# What is required
An exact copy of each line below is needed, with no images in it.

# Data shown
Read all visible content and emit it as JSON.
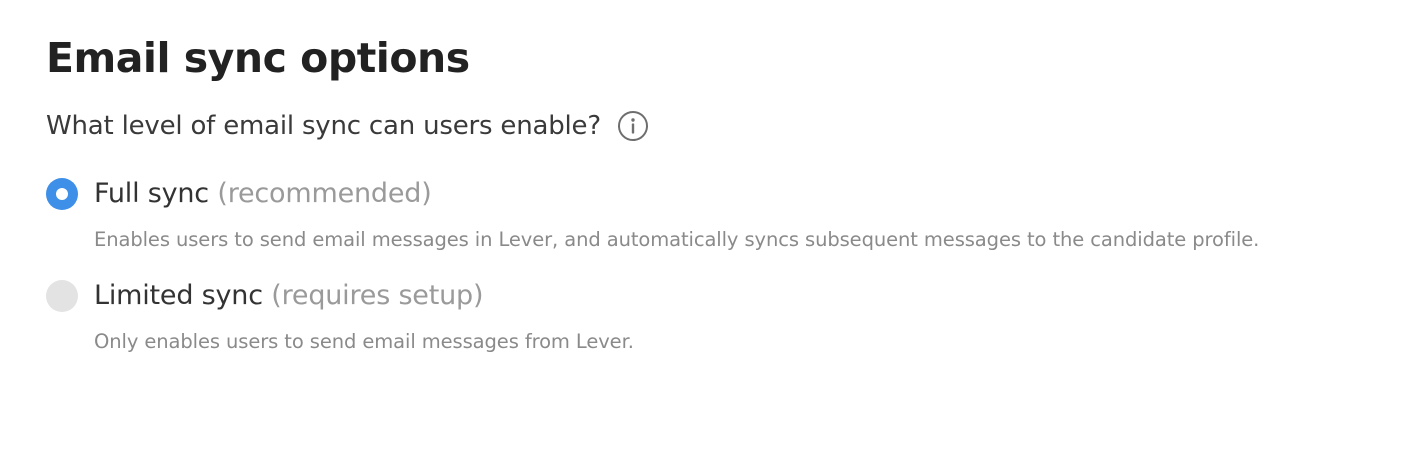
{
  "section": {
    "title": "Email sync options",
    "question": "What level of email sync can users enable?",
    "info_icon": "info-icon"
  },
  "options": [
    {
      "label": "Full sync",
      "hint": "(recommended)",
      "description": "Enables users to send email messages in Lever, and automatically syncs subsequent messages to the candidate profile.",
      "selected": true
    },
    {
      "label": "Limited sync",
      "hint": "(requires setup)",
      "description": "Only enables users to send email messages from Lever.",
      "selected": false
    }
  ],
  "colors": {
    "accent": "#3d8fe8",
    "radio_unselected": "#e3e3e3",
    "muted_text": "#9a9a9a"
  }
}
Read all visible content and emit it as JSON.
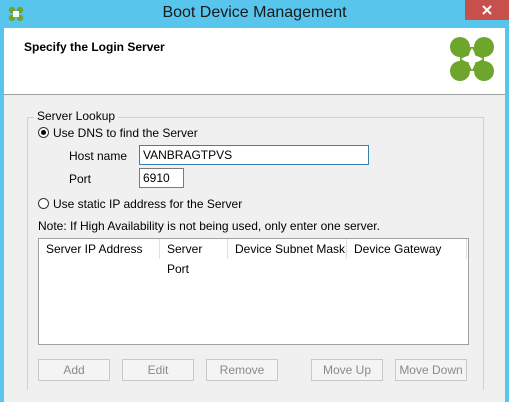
{
  "window": {
    "title": "Boot Device Management"
  },
  "header": {
    "title": "Specify the Login Server"
  },
  "icons": {
    "app": "citrix-logo-icon",
    "close": "close-icon",
    "logo": "citrix-logo-icon"
  },
  "colors": {
    "titlebar": "#57c5ec",
    "close": "#c7504d",
    "logo_green": "#6ea52c",
    "focus_border": "#3c7fb1"
  },
  "server_lookup": {
    "group_label": "Server Lookup",
    "dns_option": {
      "label": "Use DNS to find the Server",
      "selected": true
    },
    "host_name": {
      "label": "Host name",
      "value": "VANBRAGTPVS"
    },
    "port": {
      "label": "Port",
      "value": "6910"
    },
    "static_option": {
      "label": "Use static IP address for the Server",
      "selected": false
    },
    "note": "Note: If High Availability is not being used, only enter one server."
  },
  "server_table": {
    "columns": [
      "Server IP Address",
      "Server Port",
      "Device Subnet Mask",
      "Device Gateway"
    ],
    "rows": []
  },
  "buttons": {
    "add": "Add",
    "edit": "Edit",
    "remove": "Remove",
    "move_up": "Move Up",
    "move_down": "Move Down"
  }
}
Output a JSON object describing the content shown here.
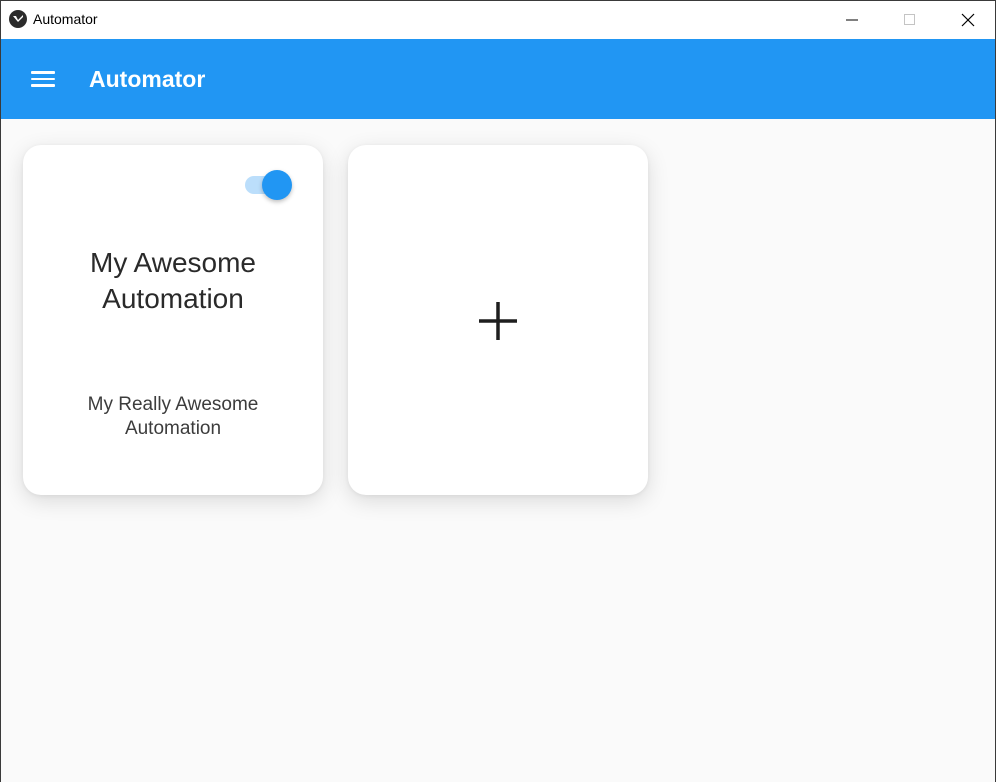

# Solved problem
Read all visible content and emit it as JSON.
{
  "section": {
    "title": "Email sync options",
    "question": "What level of email sync can users enable?",
    "info_icon": "info-icon"
  },
  "options": [
    {
      "label": "Full sync",
      "hint": "(recommended)",
      "description": "Enables users to send email messages in Lever, and automatically syncs subsequent messages to the candidate profile.",
      "selected": true
    },
    {
      "label": "Limited sync",
      "hint": "(requires setup)",
      "description": "Only enables users to send email messages from Lever.",
      "selected": false
    }
  ],
  "colors": {
    "accent": "#3d8fe8",
    "radio_unselected": "#e3e3e3",
    "muted_text": "#9a9a9a"
  }
}
Read all visible content and emit it as JSON.
{
  "window": {
    "title": "Boot Device Management"
  },
  "header": {
    "title": "Specify the Login Server"
  },
  "icons": {
    "app": "citrix-logo-icon",
    "close": "close-icon",
    "logo": "citrix-logo-icon"
  },
  "colors": {
    "titlebar": "#57c5ec",
    "close": "#c7504d",
    "logo_green": "#6ea52c",
    "focus_border": "#3c7fb1"
  },
  "server_lookup": {
    "group_label": "Server Lookup",
    "dns_option": {
      "label": "Use DNS to find the Server",
      "selected": true
    },
    "host_name": {
      "label": "Host name",
      "value": "VANBRAGTPVS"
    },
    "port": {
      "label": "Port",
      "value": "6910"
    },
    "static_option": {
      "label": "Use static IP address for the Server",
      "selected": false
    },
    "note": "Note: If High Availability is not being used, only enter one server."
  },
  "server_table": {
    "columns": [
      "Server IP Address",
      "Server Port",
      "Device Subnet Mask",
      "Device Gateway"
    ],
    "rows": []
  },
  "buttons": {
    "add": "Add",
    "edit": "Edit",
    "remove": "Remove",
    "move_up": "Move Up",
    "move_down": "Move Down"
  }
}
Output a JSON object describing the content shown here.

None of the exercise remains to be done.